  • $\begingroup$ Note that there is an accepted, cryptographically specific answer to this question so it seems that it can be on topic. $\endgroup$ – Maarten Bodewes Oct 11 '20 at 12:29
2
$\begingroup$

My guess is that the intention is to make an RSA-1536 (or Rabin) signature of name (as a string) and integer $i$ per Full Domain Hash. Thus I answer, form a crypto standpoint, a rephrasing of the question as:

How do I make a full-domain hash of the concatenation of a name (given as a string) and an integer, towards signing these per RSA-FDH.

In a nutshell, my recommendation is to make that as in RSA-PSS, but with a fixed salt.

An implementation of that could be

  1. Express name and $i$ as a bytestring per ASN.1 Distinguished Encoding Rules (DER). This will avoid ambiguities of string concatenation (so that name foo and integer 10 won't have the same hash as name foo1 and integer 0), and normalize the integer (so that integers 00 and 0 will result in the same hash). Formatting could be as a SEQUENCE (tag 16) with name as UTF8String (tag 12) then INTEGER (tag 2). See Burton S. Kaliski's A Layman's Guide to a Subset of ASN.1, BER, and DER (RSA labs, 1993), which is enough for an implementer, except for the UTF8String type.
  2. Apply to the resulting bytestring the EMSA-PSS transformation of PKCS#1v2.2 with SHA-256 hash, MGF1 with SHA-256 hash, $\text{emBits}=1536$, and fixed salt (e.g. 256 bits at zero). Part of that step includes hasing the input bytestring with SHA-256.
  3. Convert the outcome to integer (per big-endian convention); this yields an integer as asked in the question.
  4. Apply textbook RSA signature $x\mapsto x^d\bmod N$ (or the Rabin alternative).
  5. Convert the integer outcome to a bytestring of $\left\lceil\text{emBits}/8\right\rceil=192$ bytes (per big-endian convention), yielding the signature.

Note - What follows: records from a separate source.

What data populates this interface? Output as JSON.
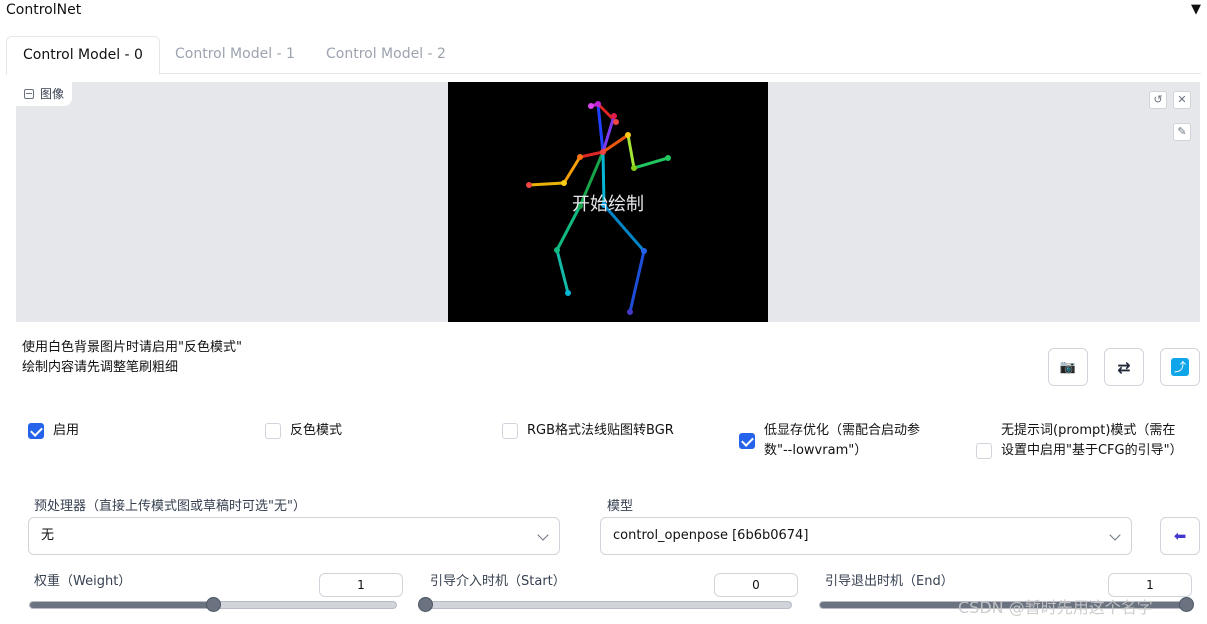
{
  "header": {
    "title": "ControlNet",
    "toggle_icon": "▼"
  },
  "tabs": [
    "Control Model - 0",
    "Control Model - 1",
    "Control Model - 2"
  ],
  "image_panel": {
    "label": "图像",
    "canvas_text": "开始绘制",
    "reset_icon": "↺",
    "close_icon": "✕",
    "brush_icon": "✎"
  },
  "hint": {
    "line1": "使用白色背景图片时请启用\"反色模式\"",
    "line2": "绘制内容请先调整笔刷粗细"
  },
  "actions": {
    "camera_icon": "📷",
    "swap_icon": "⇄",
    "send_icon": "⤴"
  },
  "checkboxes": {
    "enable": {
      "label": "启用",
      "checked": true
    },
    "invert": {
      "label": "反色模式",
      "checked": false
    },
    "rgb_bgr": {
      "label": "RGB格式法线贴图转BGR",
      "checked": false
    },
    "lowvram": {
      "label": "低显存优化（需配合启动参数\"--lowvram\"）",
      "checked": true
    },
    "guess_mode": {
      "label": "无提示词(prompt)模式（需在设置中启用\"基于CFG的引导\"）",
      "checked": false
    }
  },
  "preprocessor": {
    "label": "预处理器（直接上传模式图或草稿时可选\"无\"）",
    "value": "无"
  },
  "model": {
    "label": "模型",
    "value": "control_openpose [6b6b0674]",
    "refresh_icon": "⬅"
  },
  "sliders": {
    "weight": {
      "label": "权重（Weight）",
      "value": "1",
      "fraction": 0.5
    },
    "start": {
      "label": "引导介入时机（Start）",
      "value": "0",
      "fraction": 0.0
    },
    "end": {
      "label": "引导退出时机（End）",
      "value": "1",
      "fraction": 1.0
    }
  },
  "watermark": "CSDN @暂时先用这个名字"
}
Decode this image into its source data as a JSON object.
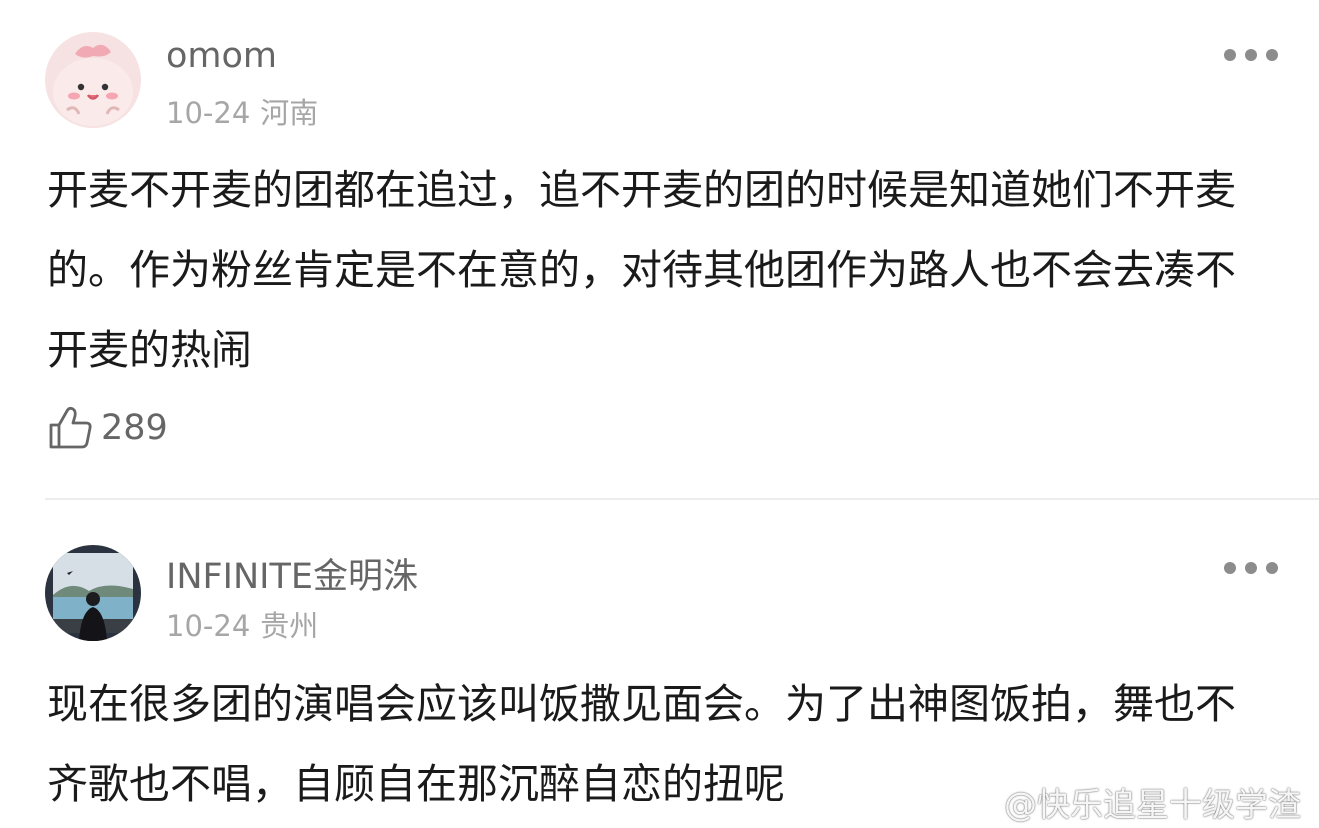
{
  "comments": [
    {
      "username": "omom",
      "date": "10-24",
      "location": "河南",
      "text": "开麦不开麦的团都在追过，追不开麦的团的时候是知道她们不开麦的。作为粉丝肯定是不在意的，对待其他团作为路人也不会去凑不开麦的热闹",
      "likes": "289",
      "avatar": "pink-cartoon-avatar"
    },
    {
      "username": "INFINITE金明洙",
      "date": "10-24",
      "location": "贵州",
      "text": "现在很多团的演唱会应该叫饭撒见面会。为了出神图饭拍，舞也不齐歌也不唱，自顾自在那沉醉自恋的扭呢",
      "avatar": "photo-avatar"
    }
  ],
  "watermark": "@快乐追星十级学渣",
  "icons": {
    "more": "more-dots-icon",
    "like": "thumbs-up-icon",
    "watermark": "weibo-logo-icon"
  },
  "colors": {
    "username": "#666666",
    "meta": "#a6a6a6",
    "text": "#1a1a1a",
    "divider": "#ececec"
  }
}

Note: when targeting RSA, the combination of 2…5 is precisely signature per RSASSA-PSS of PKCS#1v2.2, and implementations of that should be reusable directly, if they have an input for the salt or for the salt-generating method.

$\endgroup$
1
  • $\begingroup$ The implementation itself is off-topic here on crypto-SE, as noted in comment and in our help. $\endgroup$ – fgrieu Oct 7 '20 at 11:09

Your Answer

By clicking “Post Your Answer”, you agree to our terms of service, privacy policy and cookie policy

Not the answer you're looking for? Browse other questions tagged or ask your own question.